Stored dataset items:
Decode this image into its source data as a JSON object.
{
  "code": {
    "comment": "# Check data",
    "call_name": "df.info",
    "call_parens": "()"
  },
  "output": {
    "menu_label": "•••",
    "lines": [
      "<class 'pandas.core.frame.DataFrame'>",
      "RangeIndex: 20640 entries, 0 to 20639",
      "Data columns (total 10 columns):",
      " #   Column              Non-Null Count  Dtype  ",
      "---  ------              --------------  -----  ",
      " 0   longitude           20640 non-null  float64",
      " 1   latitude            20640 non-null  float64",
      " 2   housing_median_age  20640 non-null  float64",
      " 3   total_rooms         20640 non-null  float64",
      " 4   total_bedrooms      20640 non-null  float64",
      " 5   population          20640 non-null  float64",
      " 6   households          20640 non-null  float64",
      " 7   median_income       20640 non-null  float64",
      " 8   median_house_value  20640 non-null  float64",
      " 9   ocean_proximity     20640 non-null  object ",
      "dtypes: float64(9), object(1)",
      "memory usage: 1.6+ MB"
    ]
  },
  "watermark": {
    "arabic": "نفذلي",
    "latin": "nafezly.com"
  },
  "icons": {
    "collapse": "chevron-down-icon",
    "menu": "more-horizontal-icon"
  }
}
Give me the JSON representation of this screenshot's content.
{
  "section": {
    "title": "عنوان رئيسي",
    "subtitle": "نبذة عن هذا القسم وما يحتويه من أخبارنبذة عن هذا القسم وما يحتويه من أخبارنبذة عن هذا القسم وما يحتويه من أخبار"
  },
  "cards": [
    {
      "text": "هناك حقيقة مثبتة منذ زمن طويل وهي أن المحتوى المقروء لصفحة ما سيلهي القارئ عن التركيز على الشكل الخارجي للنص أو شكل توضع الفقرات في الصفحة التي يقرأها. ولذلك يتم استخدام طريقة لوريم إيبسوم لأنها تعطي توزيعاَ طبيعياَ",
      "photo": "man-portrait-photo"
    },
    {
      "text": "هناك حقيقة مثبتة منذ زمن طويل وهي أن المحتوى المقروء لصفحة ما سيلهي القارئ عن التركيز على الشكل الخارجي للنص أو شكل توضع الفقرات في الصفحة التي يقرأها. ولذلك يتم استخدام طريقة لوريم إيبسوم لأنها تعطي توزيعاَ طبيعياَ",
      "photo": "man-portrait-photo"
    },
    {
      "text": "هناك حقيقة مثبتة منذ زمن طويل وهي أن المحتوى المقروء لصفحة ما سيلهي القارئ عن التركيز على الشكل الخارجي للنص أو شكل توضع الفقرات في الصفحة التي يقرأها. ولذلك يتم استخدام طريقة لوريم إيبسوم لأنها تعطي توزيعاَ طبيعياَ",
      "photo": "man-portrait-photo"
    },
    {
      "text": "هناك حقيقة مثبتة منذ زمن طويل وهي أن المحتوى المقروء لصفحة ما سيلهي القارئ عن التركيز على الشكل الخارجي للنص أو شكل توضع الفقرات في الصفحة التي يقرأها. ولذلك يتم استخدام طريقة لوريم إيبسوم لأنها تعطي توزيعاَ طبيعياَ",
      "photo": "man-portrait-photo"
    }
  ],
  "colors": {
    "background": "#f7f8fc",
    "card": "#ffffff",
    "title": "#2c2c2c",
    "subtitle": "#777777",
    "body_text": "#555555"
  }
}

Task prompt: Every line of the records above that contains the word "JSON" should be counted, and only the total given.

Solution below: 2